Kathrin Plath appreciates the basics.
She grew up on the east side of the Berlin Wall but can’t recall going without. In her spare time she enjoys a good book, classical music and a game of tennis. At UCLA, her focus is basic science—the foundation upon which life-changing discovery is built.
“It’s exciting to come up with new questions, study them and discover the answers,” said Plath, a stem cell scientist, a member of UCLA’s Jonsson Cancer Center and an assistant professor of biological chemistry. “You find the answer, and that leads to more questions and even more answers. It’s a very dynamic, exhilarating process.”
Basic science researchers typically toil in obscurity. The discoveries built on the foundations of basic science—those with an immediate impact on the world—typically attract the headlines rather than the basic science discoveries themselves.
Yet Plath and colleagues at UCLA and Harvard recently achieved a degree of international renown when they took normal adult tissue cells and reprogrammed them into cells with the same unlimited properties as embryonic stem cells—those that can give rise to every cell type found in the body.
The work, done with mouse models, appeared in the inaugural June 2007 issue of the medical journal Cell Stem Cell. Plath and colleagues took mouse fibroblasts, easily obtainable skin cells, and added four genes that bind to special sites on the DNA. Using this process, they turned the fibroblasts into pluripotent cells that proved nearly identical to embryonic stem cells.
The implications for disease treatment could be staggering. Reprogramming adult stem cells into embryonic stem cells could generate a potentially limitless source of immune-compatible cells for tissue engineering and transplantation medicine.
“If we can recreate this in human cells, it will have significant implications for regenerative therapies,” said Plath. “Our reprogrammed cells were virtually indistinguishable from embryonic stem cells. We could find no evidence that they were different in any way. We were rather surprised at how well this reprogramming worked.”
The level of collaboration that makes these kinds of discoveries possible attracted Plath to UCLA. The daughter of two East German scholars, she experienced the power of scientific collaboration firsthand when she left Berlin’s Humboldt University to study under the guidance of Tom Rapoport, a renowned East German scientist who had become a professor of cell biology at Harvard.
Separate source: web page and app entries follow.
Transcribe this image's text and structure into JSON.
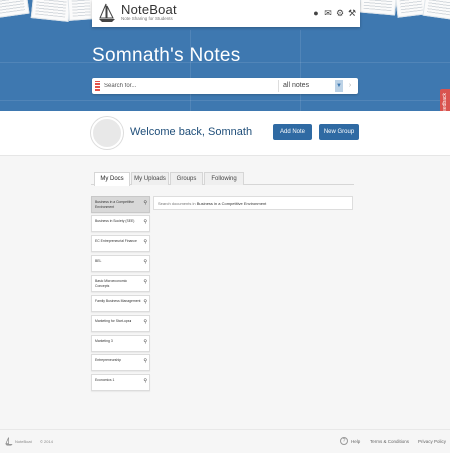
{
  "app": {
    "name": "NoteBoat",
    "tagline": "Note Sharing for Students"
  },
  "header_icons": [
    "user-icon",
    "inbox-icon",
    "gear-icon",
    "wrench-icon"
  ],
  "page": {
    "title": "Somnath's Notes"
  },
  "search": {
    "placeholder": "Search for...",
    "scope": "all notes"
  },
  "feedback": {
    "label": "Feedback"
  },
  "welcome": {
    "text": "Welcome back, Somnath",
    "add_note": "Add Note",
    "new_group": "New Group"
  },
  "tabs": [
    {
      "label": "My Docs",
      "active": true
    },
    {
      "label": "My Uploads",
      "active": false
    },
    {
      "label": "Groups",
      "active": false
    },
    {
      "label": "Following",
      "active": false
    }
  ],
  "docs": [
    {
      "label": "Business in a Competitive Environment",
      "selected": true
    },
    {
      "label": "Business in Society (SEE)"
    },
    {
      "label": "EC Entrepreneurial Finance"
    },
    {
      "label": "BEL"
    },
    {
      "label": "Basic Microeconomic Concepts"
    },
    {
      "label": "Family Business Management"
    },
    {
      "label": "Marketing for Start-ups♦"
    },
    {
      "label": "Marketing 3"
    },
    {
      "label": "Entrepreneurship"
    },
    {
      "label": "Economics 1"
    }
  ],
  "doc_search": {
    "prefix": "Search documents in",
    "target": "Business in a Competitive Environment"
  },
  "footer": {
    "brand": "NoteBoat",
    "copyright": "© 2014",
    "help": "Help",
    "terms": "Terms & Conditions",
    "privacy": "Privacy Policy"
  },
  "colors": {
    "hero": "#3e78b0",
    "button": "#2f6aa3",
    "feedback": "#d9534f",
    "welcome_text": "#1f4e79"
  }
}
“I like the way he thinks about science. He knows all the details and enjoys discussing them,” Plath said. “He has many scientists in his lab, yet he’s really involved in the research. His approach allows him to push his science quite far.”
Her other adviser, Rudolf Jaenisch at the Massachusetts Institute of Technology, influenced Plath dramatically as well.
“He is able to envision each important step in his field and then takes the risk to move into the new direction long before others,” she said.
Since her arrival at UCLA in 2006, Plath has been developing relationships with her new mentors, Larry Zipursky, chair of biological chemistry, and Geraldine Weinmaster, a professor of biological chemistry. Both help Plath with everything from grants to managing people to scientific questions.
“The depth and variety of research interests at UCLA opens doors to all kinds of collaborative opportunities,” Plath said. “I enjoy interacting with scientists across the campus. It’s very special to have colleagues that are supportive and want to share and help. UCLA offers a very open atmosphere.”
Plath cites a conversation over coffee at UCLA with colleague Amander Clark, an expert on human embryonic stem cells.
“That conversation led to a fruitful collaboration aimed at understanding the basis of human stem cell self-renewal and differentiation,” Plath said.
With Clark and other researchers at UCLA, Plath is now trying to reprogram adult human stem cells back to an embryonic state.
She never imagined such an opportunity when she entered Humboldt University in East Germany only weeks before the Berlin wall was toppled.
“The day the wall came down was exciting,” said Plath. “Rumors were going on for a long time that something would happen. Then one night you could go over to West Berlin, go to West Germany, travel in Western Europe, then the United States. It was amazing!"
Today, the larger impact on her life is more apparent.
“Looking back at what I’ve been able to accomplish since coming to America,” Plath said. “I doubt I would have been able to do that if I would have stayed in Germany.”
By Dan Page, 2007